→ WHAT YOU HAVE TO DO
Scan the entries and state how many lines contain "heading". Write no other text.

** RECORDS SUPPLIED follows **

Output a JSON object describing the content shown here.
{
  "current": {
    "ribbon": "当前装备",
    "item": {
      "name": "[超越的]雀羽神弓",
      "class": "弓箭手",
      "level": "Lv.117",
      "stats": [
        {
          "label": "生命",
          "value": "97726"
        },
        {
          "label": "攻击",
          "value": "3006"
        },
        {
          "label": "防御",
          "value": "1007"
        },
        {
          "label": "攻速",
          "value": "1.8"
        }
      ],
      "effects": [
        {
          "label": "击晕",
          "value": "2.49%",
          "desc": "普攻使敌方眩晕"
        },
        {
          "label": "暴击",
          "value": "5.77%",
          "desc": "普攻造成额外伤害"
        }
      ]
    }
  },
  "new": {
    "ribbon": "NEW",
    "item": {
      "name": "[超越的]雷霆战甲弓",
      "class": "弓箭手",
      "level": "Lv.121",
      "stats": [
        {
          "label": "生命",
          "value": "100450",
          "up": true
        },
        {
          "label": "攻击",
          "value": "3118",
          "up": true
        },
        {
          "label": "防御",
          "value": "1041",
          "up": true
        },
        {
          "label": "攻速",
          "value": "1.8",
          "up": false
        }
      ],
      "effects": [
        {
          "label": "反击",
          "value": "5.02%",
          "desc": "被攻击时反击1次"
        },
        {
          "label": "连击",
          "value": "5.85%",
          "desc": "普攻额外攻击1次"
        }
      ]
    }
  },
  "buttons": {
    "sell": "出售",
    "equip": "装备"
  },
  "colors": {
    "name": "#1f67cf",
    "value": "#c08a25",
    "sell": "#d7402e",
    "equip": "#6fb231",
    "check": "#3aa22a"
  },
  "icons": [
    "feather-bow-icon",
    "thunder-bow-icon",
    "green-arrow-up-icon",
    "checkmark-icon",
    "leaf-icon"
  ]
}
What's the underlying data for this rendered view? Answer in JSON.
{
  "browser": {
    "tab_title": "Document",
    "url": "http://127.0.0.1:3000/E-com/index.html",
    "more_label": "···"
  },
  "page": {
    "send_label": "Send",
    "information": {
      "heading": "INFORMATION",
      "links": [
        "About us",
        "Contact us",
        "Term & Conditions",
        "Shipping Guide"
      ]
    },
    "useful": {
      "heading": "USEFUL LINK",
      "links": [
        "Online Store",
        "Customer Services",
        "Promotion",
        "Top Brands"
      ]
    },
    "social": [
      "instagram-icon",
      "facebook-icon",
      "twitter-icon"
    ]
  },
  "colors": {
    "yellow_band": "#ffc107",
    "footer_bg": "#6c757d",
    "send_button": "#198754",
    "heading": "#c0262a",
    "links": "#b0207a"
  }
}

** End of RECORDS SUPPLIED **

→ SOLUTION FOR THIS EXERCISE
3